» **The task**: Go through the records and give each one again exactly, omitting the images.

» **Supplied records**:
============================================================
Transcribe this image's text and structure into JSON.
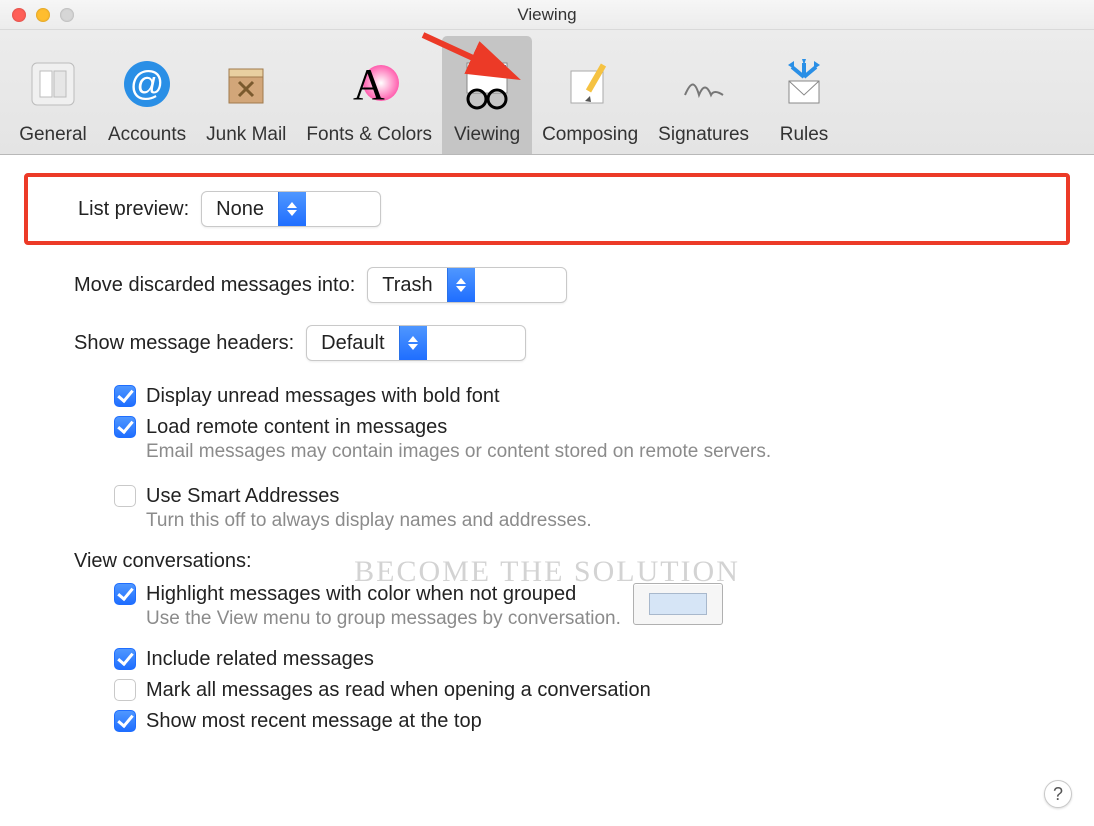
{
  "window": {
    "title": "Viewing"
  },
  "toolbar": {
    "items": [
      {
        "label": "General"
      },
      {
        "label": "Accounts"
      },
      {
        "label": "Junk Mail"
      },
      {
        "label": "Fonts & Colors"
      },
      {
        "label": "Viewing"
      },
      {
        "label": "Composing"
      },
      {
        "label": "Signatures"
      },
      {
        "label": "Rules"
      }
    ],
    "selected": "Viewing"
  },
  "settings": {
    "list_preview_label": "List preview:",
    "list_preview_value": "None",
    "move_discarded_label": "Move discarded messages into:",
    "move_discarded_value": "Trash",
    "show_headers_label": "Show message headers:",
    "show_headers_value": "Default",
    "bold_unread": {
      "label": "Display unread messages with bold font",
      "checked": true
    },
    "load_remote": {
      "label": "Load remote content in messages",
      "checked": true,
      "hint": "Email messages may contain images or content stored on remote servers."
    },
    "smart_addresses": {
      "label": "Use Smart Addresses",
      "checked": false,
      "hint": "Turn this off to always display names and addresses."
    },
    "view_conversations_label": "View conversations:",
    "highlight_color": {
      "label": "Highlight messages with color when not grouped",
      "checked": true,
      "hint": "Use the View menu to group messages by conversation.",
      "color": "#d6e5f6"
    },
    "include_related": {
      "label": "Include related messages",
      "checked": true
    },
    "mark_all_read": {
      "label": "Mark all messages as read when opening a conversation",
      "checked": false
    },
    "recent_top": {
      "label": "Show most recent message at the top",
      "checked": true
    }
  },
  "watermark": "BECOME THE SOLUTION",
  "help_label": "?"
}
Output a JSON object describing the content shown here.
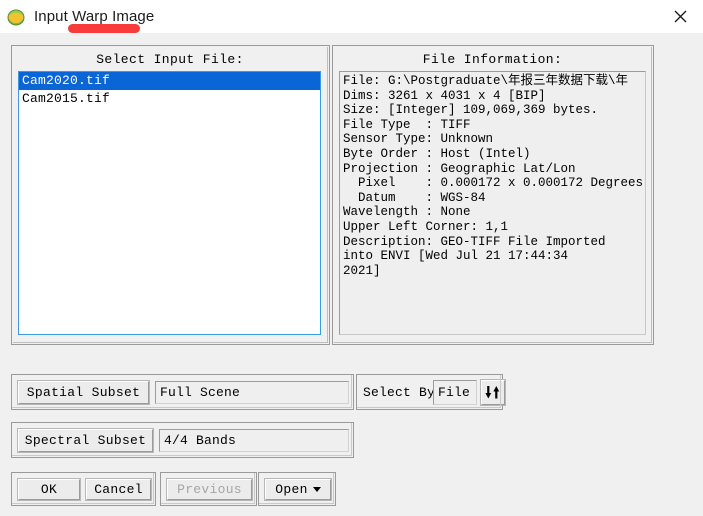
{
  "window": {
    "title": "Input Warp Image",
    "app_icon": "envi-globe-icon",
    "close_icon": "close-icon",
    "annotation_color": "#f93b3b"
  },
  "left_panel": {
    "header": "Select Input File:",
    "files": [
      {
        "name": "Cam2020.tif",
        "selected": true
      },
      {
        "name": "Cam2015.tif",
        "selected": false
      }
    ]
  },
  "right_panel": {
    "header": "File Information:",
    "lines": [
      "File: G:\\Postgraduate\\年报三年数据下载\\年",
      "Dims: 3261 x 4031 x 4 [BIP]",
      "Size: [Integer] 109,069,369 bytes.",
      "File Type  : TIFF",
      "Sensor Type: Unknown",
      "Byte Order : Host (Intel)",
      "Projection : Geographic Lat/Lon",
      "  Pixel    : 0.000172 x 0.000172 Degrees",
      "  Datum    : WGS-84",
      "Wavelength : None",
      "Upper Left Corner: 1,1",
      "Description: GEO-TIFF File Imported",
      "into ENVI [Wed Jul 21 17:44:34",
      "2021]"
    ]
  },
  "controls": {
    "spatial_subset_label": "Spatial Subset",
    "spatial_subset_value": "Full Scene",
    "select_by_label": "Select By",
    "select_by_value": "File",
    "select_by_toggle_icon": "down-up-arrows-icon",
    "spectral_subset_label": "Spectral Subset",
    "spectral_subset_value": "4/4 Bands"
  },
  "buttons": {
    "ok": "OK",
    "cancel": "Cancel",
    "previous": "Previous",
    "open": "Open",
    "open_caret_icon": "caret-down-icon"
  }
}
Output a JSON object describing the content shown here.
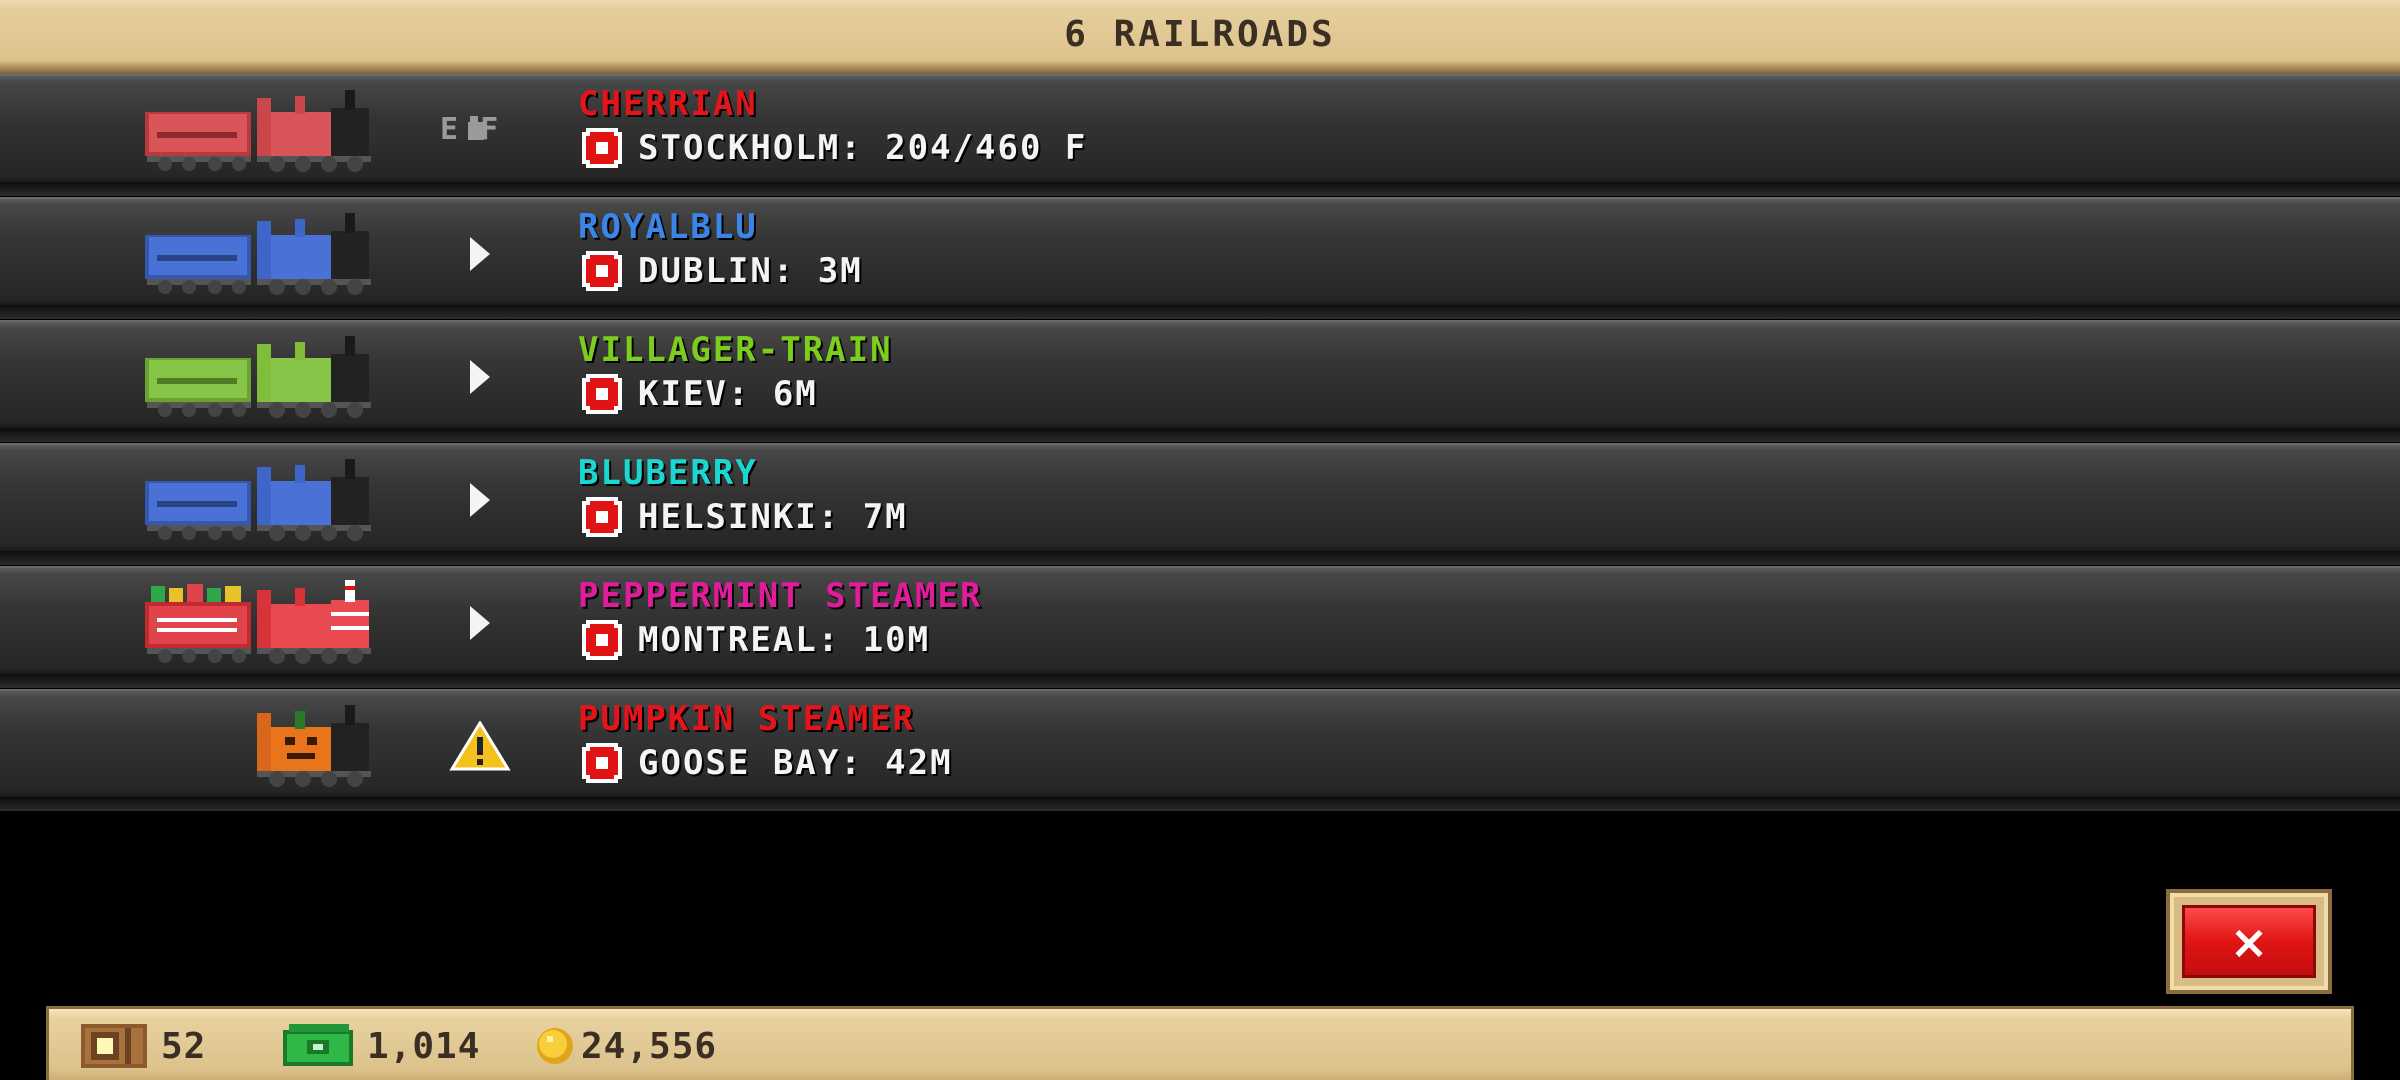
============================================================
» **Output for this task**:
Transcribe this image's text and structure into JSON.
{
  "window": {
    "title": "Viewing"
  },
  "toolbar": {
    "items": [
      {
        "label": "General"
      },
      {
        "label": "Accounts"
      },
      {
        "label": "Junk Mail"
      },
      {
        "label": "Fonts & Colors"
      },
      {
        "label": "Viewing"
      },
      {
        "label": "Composing"
      },
      {
        "label": "Signatures"
      },
      {
        "label": "Rules"
      }
    ],
    "selected": "Viewing"
  },
  "settings": {
    "list_preview_label": "List preview:",
    "list_preview_value": "None",
    "move_discarded_label": "Move discarded messages into:",
    "move_discarded_value": "Trash",
    "show_headers_label": "Show message headers:",
    "show_headers_value": "Default",
    "bold_unread": {
      "label": "Display unread messages with bold font",
      "checked": true
    },
    "load_remote": {
      "label": "Load remote content in messages",
      "checked": true,
      "hint": "Email messages may contain images or content stored on remote servers."
    },
    "smart_addresses": {
      "label": "Use Smart Addresses",
      "checked": false,
      "hint": "Turn this off to always display names and addresses."
    },
    "view_conversations_label": "View conversations:",
    "highlight_color": {
      "label": "Highlight messages with color when not grouped",
      "checked": true,
      "hint": "Use the View menu to group messages by conversation.",
      "color": "#d6e5f6"
    },
    "include_related": {
      "label": "Include related messages",
      "checked": true
    },
    "mark_all_read": {
      "label": "Mark all messages as read when opening a conversation",
      "checked": false
    },
    "recent_top": {
      "label": "Show most recent message at the top",
      "checked": true
    }
  },
  "watermark": "BECOME THE SOLUTION",
  "help_label": "?"
}
Output a JSON object describing the content shown here.
{
  "window": {
    "title": "Input Warp Image",
    "app_icon": "envi-globe-icon",
    "close_icon": "close-icon",
    "annotation_color": "#f93b3b"
  },
  "left_panel": {
    "header": "Select Input File:",
    "files": [
      {
        "name": "Cam2020.tif",
        "selected": true
      },
      {
        "name": "Cam2015.tif",
        "selected": false
      }
    ]
  },
  "right_panel": {
    "header": "File Information:",
    "lines": [
      "File: G:\\Postgraduate\\年报三年数据下载\\年",
      "Dims: 3261 x 4031 x 4 [BIP]",
      "Size: [Integer] 109,069,369 bytes.",
      "File Type  : TIFF",
      "Sensor Type: Unknown",
      "Byte Order : Host (Intel)",
      "Projection : Geographic Lat/Lon",
      "  Pixel    : 0.000172 x 0.000172 Degrees",
      "  Datum    : WGS-84",
      "Wavelength : None",
      "Upper Left Corner: 1,1",
      "Description: GEO-TIFF File Imported",
      "into ENVI [Wed Jul 21 17:44:34",
      "2021]"
    ]
  },
  "controls": {
    "spatial_subset_label": "Spatial Subset",
    "spatial_subset_value": "Full Scene",
    "select_by_label": "Select By",
    "select_by_value": "File",
    "select_by_toggle_icon": "down-up-arrows-icon",
    "spectral_subset_label": "Spectral Subset",
    "spectral_subset_value": "4/4 Bands"
  },
  "buttons": {
    "ok": "OK",
    "cancel": "Cancel",
    "previous": "Previous",
    "open": "Open",
    "open_caret_icon": "caret-down-icon"
  }
}
Output a JSON object describing the content shown here.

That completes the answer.